Birds and animals that live in the watershed areas can transfer parasite cysts called Cryptosporidium and Giardia into the source
water. Though not usually fatal, these cysts can cause illness.

Although chlorine is introduced to the water as a disinfectant at the water treatment plant, it is not very effective at killing Cryptosporidium cysts.

The consequences of using chlorine

Chlorine (and ozone at Coquitlam) is the disinfectant used in our water. It ensures that drinking water is microbiologically ‘safe’. That means no harmful bacteria and no viruses.

However, the use of chlorine (itself a poison), especially with surface water rich in organic matter like ours, results in the formation of highly toxic chlorine by-products that are clearly linked to cancer, miscarriage and negative effects for pregnancy. Recent studies indicate that damage occurs at lower levels of exposure than considered ‘safe’ by current drinking water standards. Learn more.

Health hazards in Vancouver’s water

Tap water in the Greater Vancouver area may contain the following potential health hazards:

Bottled water isn’t the answer

Despite its tremendous popularity in recent years, bottled water is often just municipal tap water. Under regulated and exorbitantly over priced, it is toxic to the environment and often to human health. Learn more.

The basic requirement for safe water

You now know the basic requirement for choosing effective water treatment if you live in Greater Vancouver: select a system that is capable of protecting you from chlorine, cryptosporidium, giardia, THMs, and lead.

It should have the capacity to do so for a reasonable length of time, calculated by the number of gallons of water that can pass
through it before loosing effectiveness for filtering each particular contaminant.

When you think about it, these points are so obvious, but rarely addressed in the world of buying and selling water filters.

Most water treatment systems don’t match local conditions

There is a confusing array of water filters and water treatment systems competing for your attention. These products are made and shipped here from all over the world.

Do the manufacturers and vendors of those systems know about the unique characteristics of your local water supply? Unlikely.

Guidelines for choosing your water treatment system

Every type of water filter or purifier has strengths and weaknesses. Here are some important tips on choosing a water treatment
system that will ensure your protection.

Tip #1

Choose a water treatment system capable of reducing hazards specific to Greater Vancouver’s water. Be certain the system can protect you from all know contaminants in your local water.


Find out the capacity of the system for each contaminant. How many gallons/litres can the filter handle before its capacity for that contaminant is exhausted?

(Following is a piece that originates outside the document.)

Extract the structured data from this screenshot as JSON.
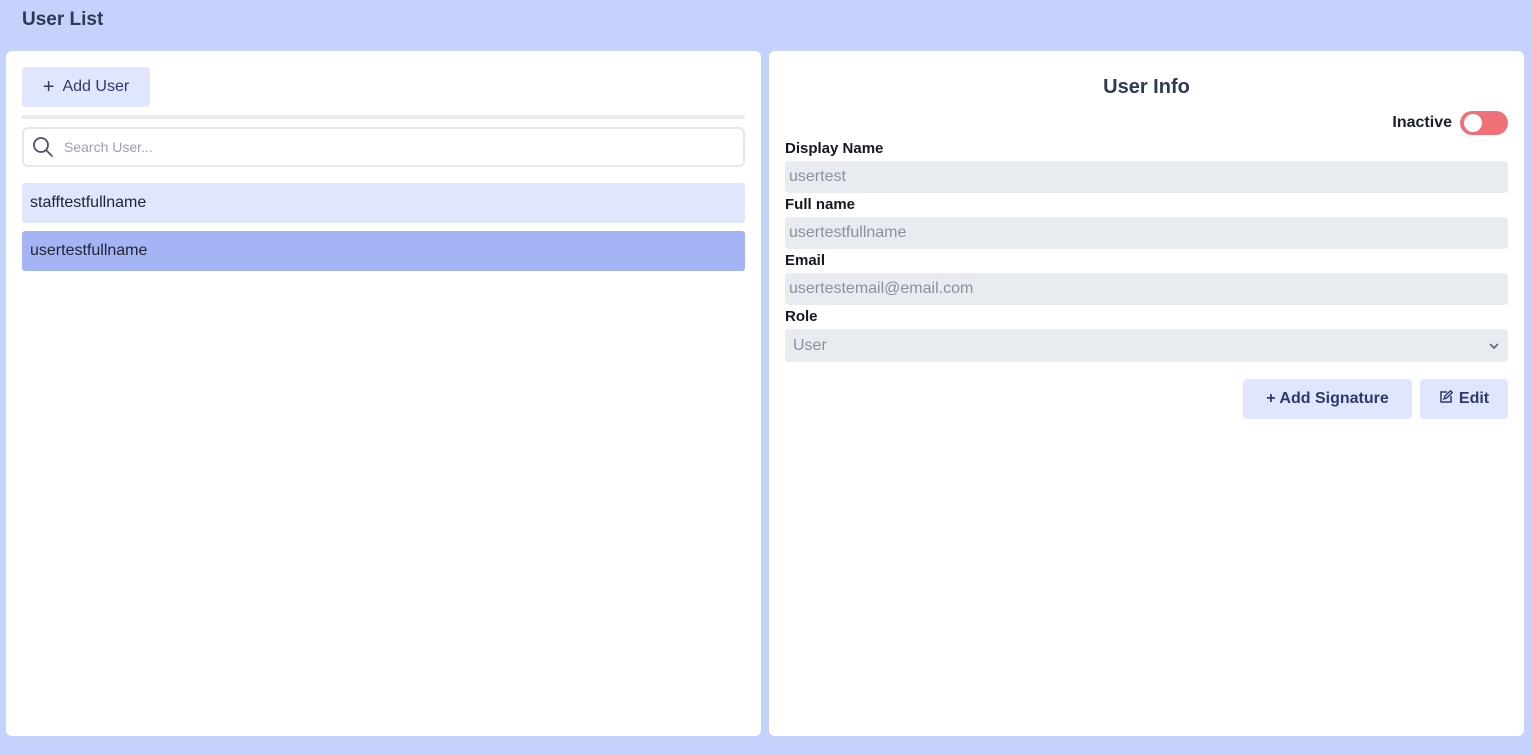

For example, capacity for Trihalomethanes (THMs) is usually exhausted long before the capacity for chlorine.

Tip #3

A multistage system with several different filters with the right characteristics can cover all the bases. This is because high quality filter cartridges are specialized. Each cartridge will perform a special function.

Tip #4

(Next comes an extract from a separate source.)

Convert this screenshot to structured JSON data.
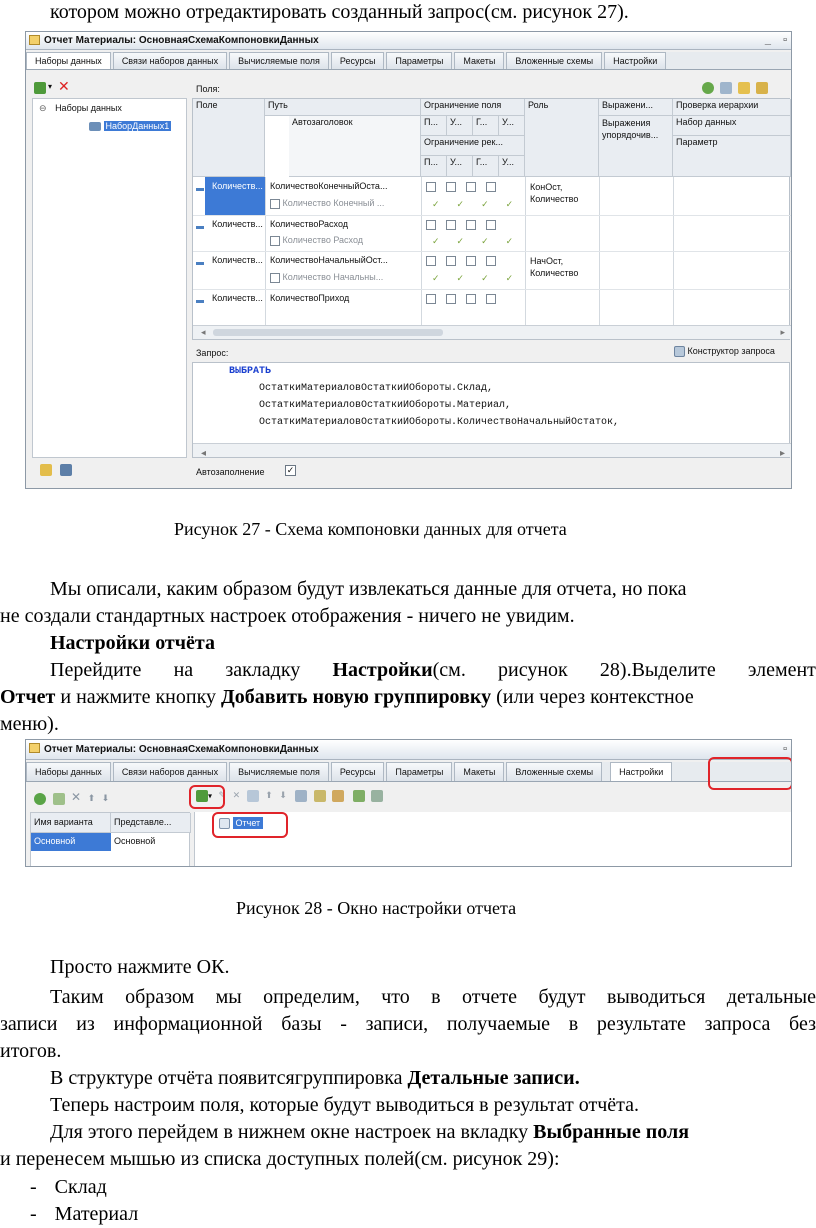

Avoid systems that are designed for contaminants not found in Vancouver’s water. For example, protection from fluoride is not necessary in Vancouver.

Tip #5

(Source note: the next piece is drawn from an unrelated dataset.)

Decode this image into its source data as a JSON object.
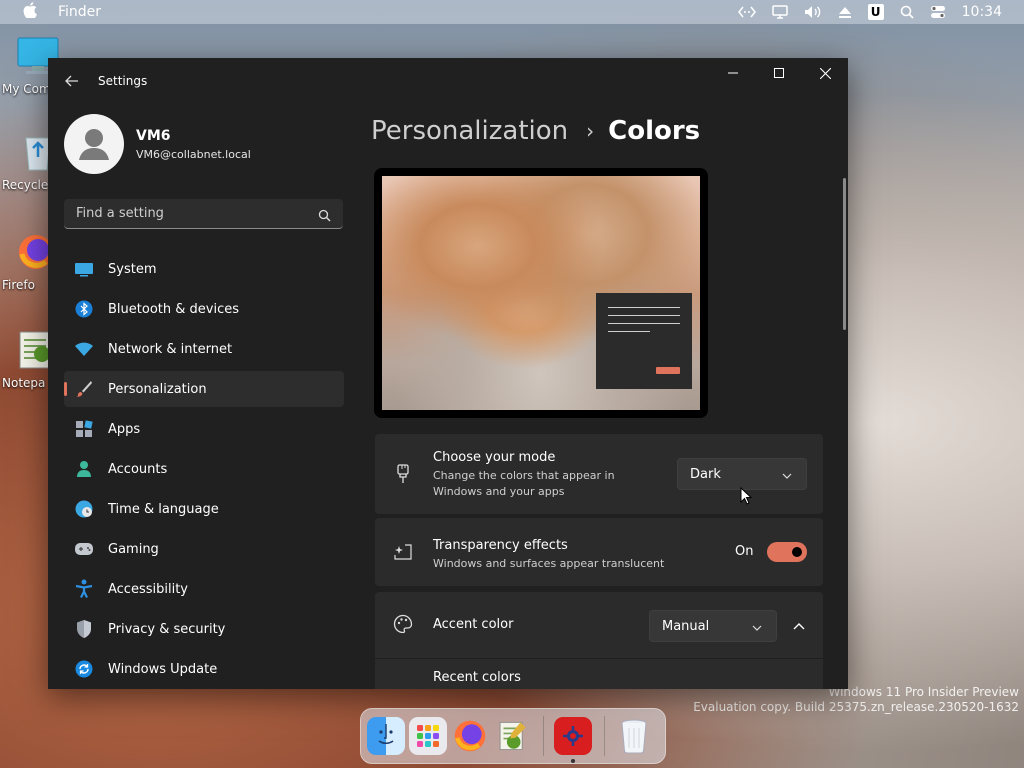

Make sure your water treatment system can filter particles one micron in size or smaller. The system should be able to do much more than just make your water taste better. It should do the filtering, not your kidneys.

Tip #6

Reverse Osmosis systems are not recommended for Greater Vancouver’s water conditions.

Tip #7

Be diligent about maintaining your system and replacing cartridges at recommended intervals. Fouled cartridges can introduce contaminants back into your water.

The moral of the story…

Don’t waste your money and your health on water treatment that doesn’t address Vancouver’s unique water conditions.

Make your water treatment system is an exact match to the contaminants coming out of your tap – no more, no less.


*The Greater Vancouver Water District services Anmore, Bowen Island, Burnaby, Coquitlam, Delta, Langley (City), Langley (Township), Maple Ridge, New Westminster, North Vancouver (City), North Vancouver (District), Pitt Meadows, Port Coquitlam, Port Moody, Richmond, Surrey, Vancouver, West Vancouver.